TASK TO COMPLETE
Please filter the entries for the word "JSON" and copy every line that has it.
(Beginning of DATASET EXCERPTS)
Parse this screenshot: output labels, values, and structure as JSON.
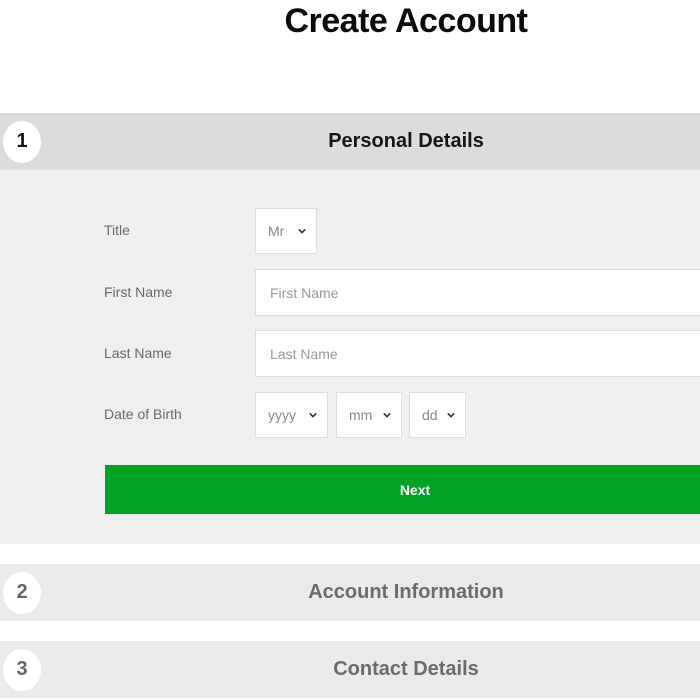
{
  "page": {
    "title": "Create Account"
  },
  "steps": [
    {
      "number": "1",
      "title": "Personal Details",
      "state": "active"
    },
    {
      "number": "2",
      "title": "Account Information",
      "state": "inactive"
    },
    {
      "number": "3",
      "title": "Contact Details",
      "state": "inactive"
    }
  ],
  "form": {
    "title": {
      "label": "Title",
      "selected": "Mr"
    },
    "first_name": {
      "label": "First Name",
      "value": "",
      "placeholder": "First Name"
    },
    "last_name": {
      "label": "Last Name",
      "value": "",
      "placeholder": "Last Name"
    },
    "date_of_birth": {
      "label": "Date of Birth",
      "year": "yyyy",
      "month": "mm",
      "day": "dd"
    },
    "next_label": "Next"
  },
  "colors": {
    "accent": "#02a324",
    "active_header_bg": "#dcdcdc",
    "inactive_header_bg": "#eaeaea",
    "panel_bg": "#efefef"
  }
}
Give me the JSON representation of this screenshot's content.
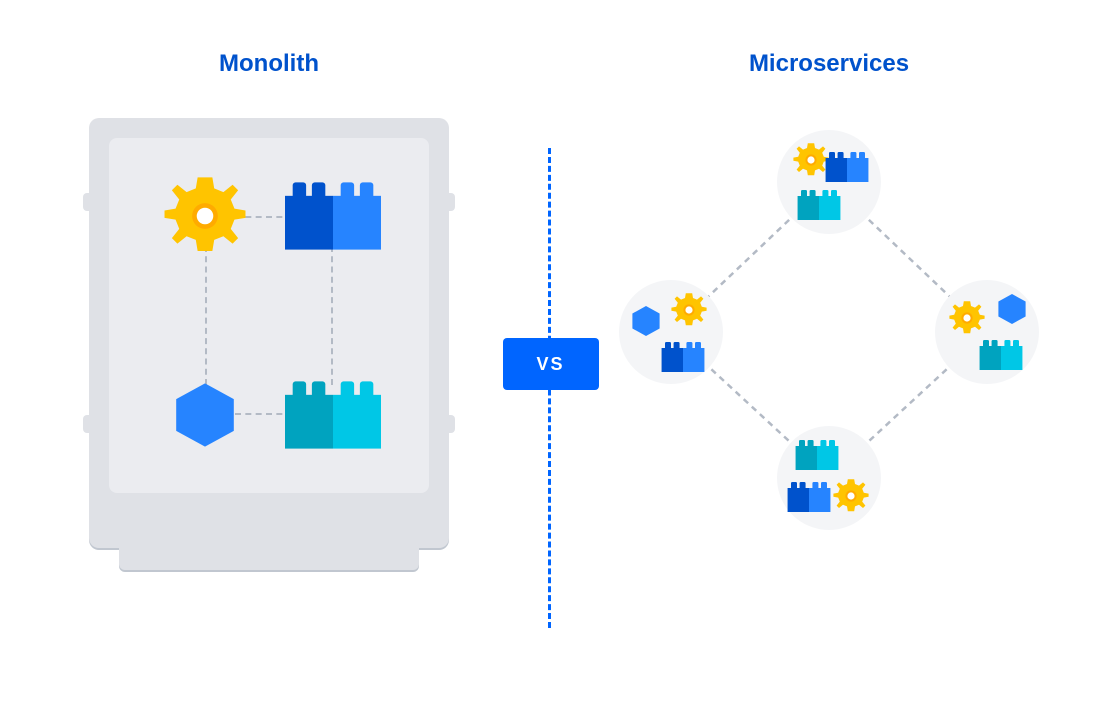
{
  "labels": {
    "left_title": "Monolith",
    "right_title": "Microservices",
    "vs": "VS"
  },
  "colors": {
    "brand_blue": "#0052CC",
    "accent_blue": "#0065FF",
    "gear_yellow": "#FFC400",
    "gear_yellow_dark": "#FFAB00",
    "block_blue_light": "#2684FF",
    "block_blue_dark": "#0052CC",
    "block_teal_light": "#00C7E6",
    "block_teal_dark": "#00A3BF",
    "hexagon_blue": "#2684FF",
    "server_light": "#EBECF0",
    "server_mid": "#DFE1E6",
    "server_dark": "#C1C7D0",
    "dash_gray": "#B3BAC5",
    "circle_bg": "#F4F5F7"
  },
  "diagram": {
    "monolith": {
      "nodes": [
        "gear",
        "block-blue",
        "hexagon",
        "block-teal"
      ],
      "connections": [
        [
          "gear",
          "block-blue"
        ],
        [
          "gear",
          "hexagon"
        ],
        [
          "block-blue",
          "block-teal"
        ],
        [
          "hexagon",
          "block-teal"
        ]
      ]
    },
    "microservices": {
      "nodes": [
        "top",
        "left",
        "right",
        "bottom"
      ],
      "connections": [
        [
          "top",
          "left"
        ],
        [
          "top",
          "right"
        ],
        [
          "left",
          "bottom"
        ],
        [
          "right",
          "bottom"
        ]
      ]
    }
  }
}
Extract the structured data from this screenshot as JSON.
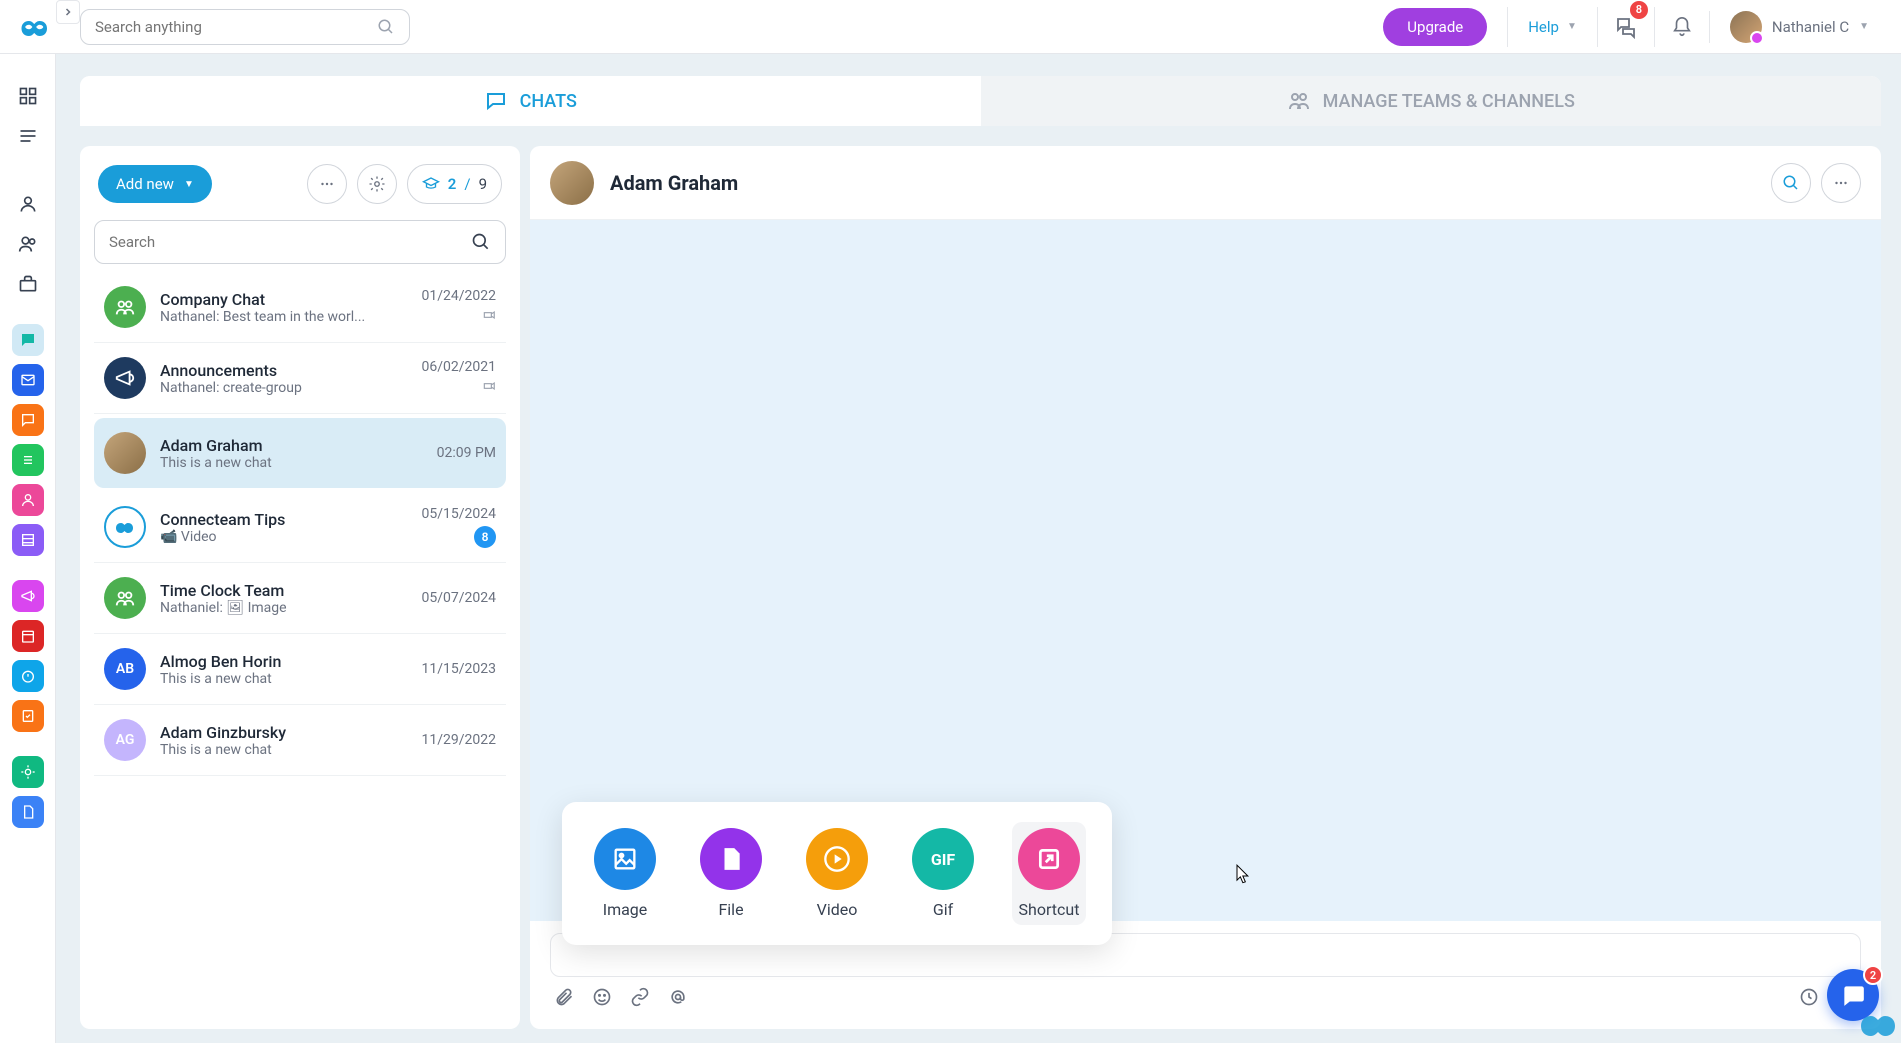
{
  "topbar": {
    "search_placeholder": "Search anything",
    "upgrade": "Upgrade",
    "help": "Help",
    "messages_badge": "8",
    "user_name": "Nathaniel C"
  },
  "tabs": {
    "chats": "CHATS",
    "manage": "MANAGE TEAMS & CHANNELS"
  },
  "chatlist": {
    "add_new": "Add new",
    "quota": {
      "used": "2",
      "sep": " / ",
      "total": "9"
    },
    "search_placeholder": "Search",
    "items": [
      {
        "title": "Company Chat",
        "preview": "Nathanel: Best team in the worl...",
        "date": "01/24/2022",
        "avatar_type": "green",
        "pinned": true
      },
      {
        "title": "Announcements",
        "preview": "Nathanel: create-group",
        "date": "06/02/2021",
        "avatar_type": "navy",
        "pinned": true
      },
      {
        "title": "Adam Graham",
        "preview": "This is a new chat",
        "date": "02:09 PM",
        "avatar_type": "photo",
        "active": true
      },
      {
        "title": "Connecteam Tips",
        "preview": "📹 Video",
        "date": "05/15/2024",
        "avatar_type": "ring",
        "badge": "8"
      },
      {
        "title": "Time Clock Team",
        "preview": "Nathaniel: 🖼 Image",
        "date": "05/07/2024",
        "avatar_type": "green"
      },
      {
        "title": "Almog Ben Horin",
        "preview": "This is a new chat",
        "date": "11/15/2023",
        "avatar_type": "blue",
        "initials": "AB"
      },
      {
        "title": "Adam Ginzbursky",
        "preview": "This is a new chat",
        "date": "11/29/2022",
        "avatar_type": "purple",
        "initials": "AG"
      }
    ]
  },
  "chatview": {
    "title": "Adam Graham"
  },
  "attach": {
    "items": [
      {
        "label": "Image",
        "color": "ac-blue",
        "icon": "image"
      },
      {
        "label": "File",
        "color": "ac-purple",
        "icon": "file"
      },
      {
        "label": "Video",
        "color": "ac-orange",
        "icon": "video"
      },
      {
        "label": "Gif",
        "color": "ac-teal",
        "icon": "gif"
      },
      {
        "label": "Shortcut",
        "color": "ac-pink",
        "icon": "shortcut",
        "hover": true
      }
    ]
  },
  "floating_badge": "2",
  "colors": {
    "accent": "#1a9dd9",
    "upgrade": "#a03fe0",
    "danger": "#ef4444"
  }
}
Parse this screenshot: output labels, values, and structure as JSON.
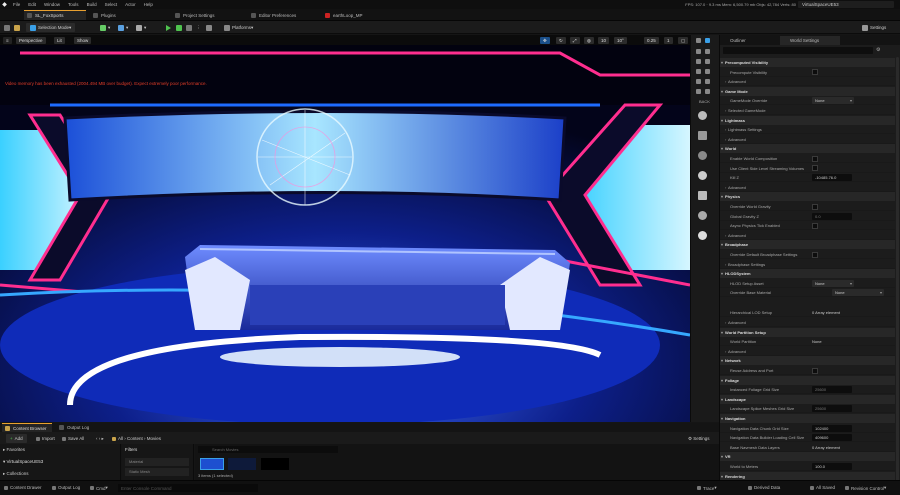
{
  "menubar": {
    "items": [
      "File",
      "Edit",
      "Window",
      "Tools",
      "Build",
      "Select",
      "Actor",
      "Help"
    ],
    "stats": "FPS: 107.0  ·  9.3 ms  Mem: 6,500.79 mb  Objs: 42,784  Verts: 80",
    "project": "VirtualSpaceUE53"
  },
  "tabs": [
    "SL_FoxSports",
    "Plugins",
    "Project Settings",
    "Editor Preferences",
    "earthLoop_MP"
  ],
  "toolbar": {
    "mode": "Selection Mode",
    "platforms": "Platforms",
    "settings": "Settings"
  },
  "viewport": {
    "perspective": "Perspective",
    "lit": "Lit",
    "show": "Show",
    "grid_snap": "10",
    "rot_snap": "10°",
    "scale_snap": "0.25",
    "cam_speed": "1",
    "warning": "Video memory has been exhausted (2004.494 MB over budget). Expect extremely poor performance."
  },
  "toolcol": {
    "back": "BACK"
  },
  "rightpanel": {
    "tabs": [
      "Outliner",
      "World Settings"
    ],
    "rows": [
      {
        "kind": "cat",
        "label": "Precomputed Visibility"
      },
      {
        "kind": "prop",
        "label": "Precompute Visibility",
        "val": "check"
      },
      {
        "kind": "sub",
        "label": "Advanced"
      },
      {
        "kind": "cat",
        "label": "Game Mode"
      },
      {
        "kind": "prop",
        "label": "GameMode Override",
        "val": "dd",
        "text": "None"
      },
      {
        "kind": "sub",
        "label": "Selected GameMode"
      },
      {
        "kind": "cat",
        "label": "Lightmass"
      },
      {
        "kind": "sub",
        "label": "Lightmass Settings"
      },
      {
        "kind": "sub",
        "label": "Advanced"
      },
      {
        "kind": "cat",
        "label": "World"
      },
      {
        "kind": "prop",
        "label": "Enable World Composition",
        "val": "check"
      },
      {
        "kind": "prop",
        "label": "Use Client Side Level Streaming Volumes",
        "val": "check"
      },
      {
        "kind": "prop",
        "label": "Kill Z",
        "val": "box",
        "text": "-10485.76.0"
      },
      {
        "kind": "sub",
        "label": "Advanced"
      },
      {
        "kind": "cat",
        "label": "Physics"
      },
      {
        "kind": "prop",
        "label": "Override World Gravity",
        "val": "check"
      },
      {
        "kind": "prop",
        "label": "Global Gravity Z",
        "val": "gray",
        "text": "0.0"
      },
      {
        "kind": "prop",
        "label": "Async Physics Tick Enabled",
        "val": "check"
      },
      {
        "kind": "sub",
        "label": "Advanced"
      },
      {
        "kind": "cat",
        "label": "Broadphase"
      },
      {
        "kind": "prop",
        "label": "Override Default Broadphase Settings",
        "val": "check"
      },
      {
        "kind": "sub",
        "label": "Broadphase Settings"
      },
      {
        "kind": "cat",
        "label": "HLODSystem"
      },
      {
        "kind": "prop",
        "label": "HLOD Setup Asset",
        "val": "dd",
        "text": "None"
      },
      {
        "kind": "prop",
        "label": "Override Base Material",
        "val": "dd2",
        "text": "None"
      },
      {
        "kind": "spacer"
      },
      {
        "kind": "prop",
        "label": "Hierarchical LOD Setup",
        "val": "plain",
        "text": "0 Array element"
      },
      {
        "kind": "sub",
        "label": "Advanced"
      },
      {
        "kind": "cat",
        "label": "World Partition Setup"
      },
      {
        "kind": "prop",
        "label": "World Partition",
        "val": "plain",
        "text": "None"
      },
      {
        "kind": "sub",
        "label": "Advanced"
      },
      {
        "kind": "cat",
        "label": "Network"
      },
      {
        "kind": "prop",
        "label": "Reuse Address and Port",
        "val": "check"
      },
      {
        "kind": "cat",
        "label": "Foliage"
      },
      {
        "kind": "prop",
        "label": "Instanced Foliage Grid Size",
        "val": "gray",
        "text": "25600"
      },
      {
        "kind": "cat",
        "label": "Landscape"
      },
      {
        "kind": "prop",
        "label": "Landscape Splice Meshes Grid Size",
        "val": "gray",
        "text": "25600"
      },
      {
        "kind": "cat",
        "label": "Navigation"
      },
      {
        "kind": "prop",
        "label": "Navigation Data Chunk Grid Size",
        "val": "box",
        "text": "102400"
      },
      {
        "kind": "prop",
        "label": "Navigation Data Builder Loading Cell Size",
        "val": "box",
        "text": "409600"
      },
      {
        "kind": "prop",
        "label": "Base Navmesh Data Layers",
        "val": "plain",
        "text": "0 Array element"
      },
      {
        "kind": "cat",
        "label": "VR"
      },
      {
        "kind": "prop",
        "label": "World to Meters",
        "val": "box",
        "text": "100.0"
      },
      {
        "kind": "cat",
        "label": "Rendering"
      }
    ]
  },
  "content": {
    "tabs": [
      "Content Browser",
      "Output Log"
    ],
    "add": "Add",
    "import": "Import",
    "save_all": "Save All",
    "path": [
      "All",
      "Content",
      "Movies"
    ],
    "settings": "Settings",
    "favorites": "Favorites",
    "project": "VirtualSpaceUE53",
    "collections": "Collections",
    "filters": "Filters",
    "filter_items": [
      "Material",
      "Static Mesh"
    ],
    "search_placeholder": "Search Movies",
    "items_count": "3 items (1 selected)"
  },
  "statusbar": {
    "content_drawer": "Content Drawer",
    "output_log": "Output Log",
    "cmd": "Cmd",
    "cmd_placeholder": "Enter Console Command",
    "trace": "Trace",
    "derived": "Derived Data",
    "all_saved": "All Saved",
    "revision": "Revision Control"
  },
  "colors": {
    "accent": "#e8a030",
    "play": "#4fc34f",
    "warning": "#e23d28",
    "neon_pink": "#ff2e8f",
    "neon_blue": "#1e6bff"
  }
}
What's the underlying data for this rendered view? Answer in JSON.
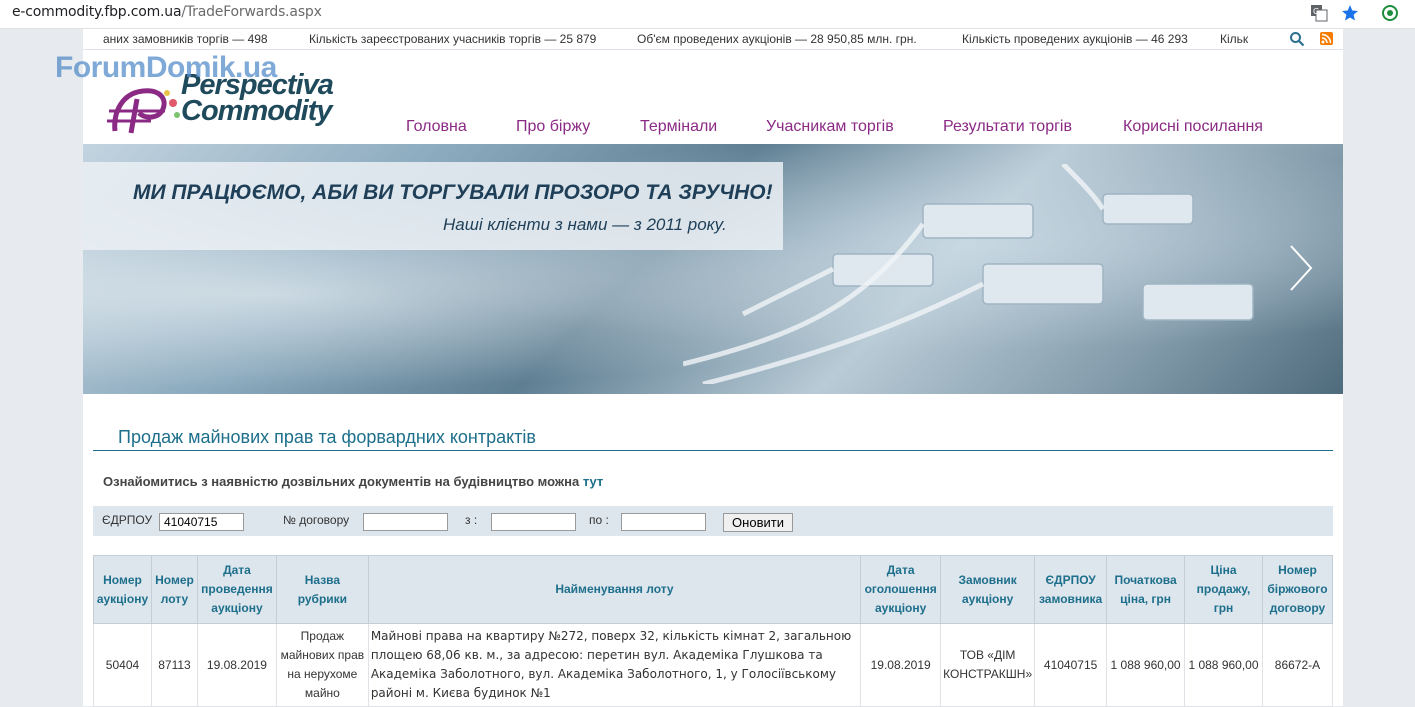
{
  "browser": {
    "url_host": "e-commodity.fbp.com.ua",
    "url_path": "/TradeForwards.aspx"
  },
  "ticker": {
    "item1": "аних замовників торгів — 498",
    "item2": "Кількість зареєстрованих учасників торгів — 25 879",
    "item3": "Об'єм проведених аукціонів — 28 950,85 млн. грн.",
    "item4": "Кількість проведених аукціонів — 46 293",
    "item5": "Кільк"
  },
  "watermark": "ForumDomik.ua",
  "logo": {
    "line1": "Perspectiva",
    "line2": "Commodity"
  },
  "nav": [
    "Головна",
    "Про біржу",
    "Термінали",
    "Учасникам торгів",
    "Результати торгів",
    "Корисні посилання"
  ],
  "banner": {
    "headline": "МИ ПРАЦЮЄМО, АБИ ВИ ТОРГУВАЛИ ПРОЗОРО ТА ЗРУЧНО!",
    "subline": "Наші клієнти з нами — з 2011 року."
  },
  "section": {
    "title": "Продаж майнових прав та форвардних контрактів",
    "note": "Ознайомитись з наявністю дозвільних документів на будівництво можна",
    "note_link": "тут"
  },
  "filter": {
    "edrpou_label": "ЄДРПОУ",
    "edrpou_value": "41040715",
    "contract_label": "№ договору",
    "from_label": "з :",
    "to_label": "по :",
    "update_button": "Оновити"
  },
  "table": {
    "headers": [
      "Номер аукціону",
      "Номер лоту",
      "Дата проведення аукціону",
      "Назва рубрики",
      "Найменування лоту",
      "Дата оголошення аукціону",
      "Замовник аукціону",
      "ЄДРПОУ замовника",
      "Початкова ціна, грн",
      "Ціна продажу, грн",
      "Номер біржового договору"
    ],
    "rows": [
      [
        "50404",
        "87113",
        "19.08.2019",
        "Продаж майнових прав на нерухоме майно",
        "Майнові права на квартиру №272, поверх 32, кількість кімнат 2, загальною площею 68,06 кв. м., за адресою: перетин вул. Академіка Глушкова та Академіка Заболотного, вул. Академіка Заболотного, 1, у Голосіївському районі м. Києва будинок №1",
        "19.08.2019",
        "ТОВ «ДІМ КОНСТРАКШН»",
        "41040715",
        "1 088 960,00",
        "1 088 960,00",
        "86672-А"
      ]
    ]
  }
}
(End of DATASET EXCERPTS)
ANSWER BOX
Parse this screenshot: output labels, values, and structure as JSON.
Give me the JSON representation of this screenshot's content.
Extract the structured data from this screenshot as JSON.
Parse this screenshot: output labels, values, and structure as JSON.
What's the underlying data for this rendered view? Answer in JSON.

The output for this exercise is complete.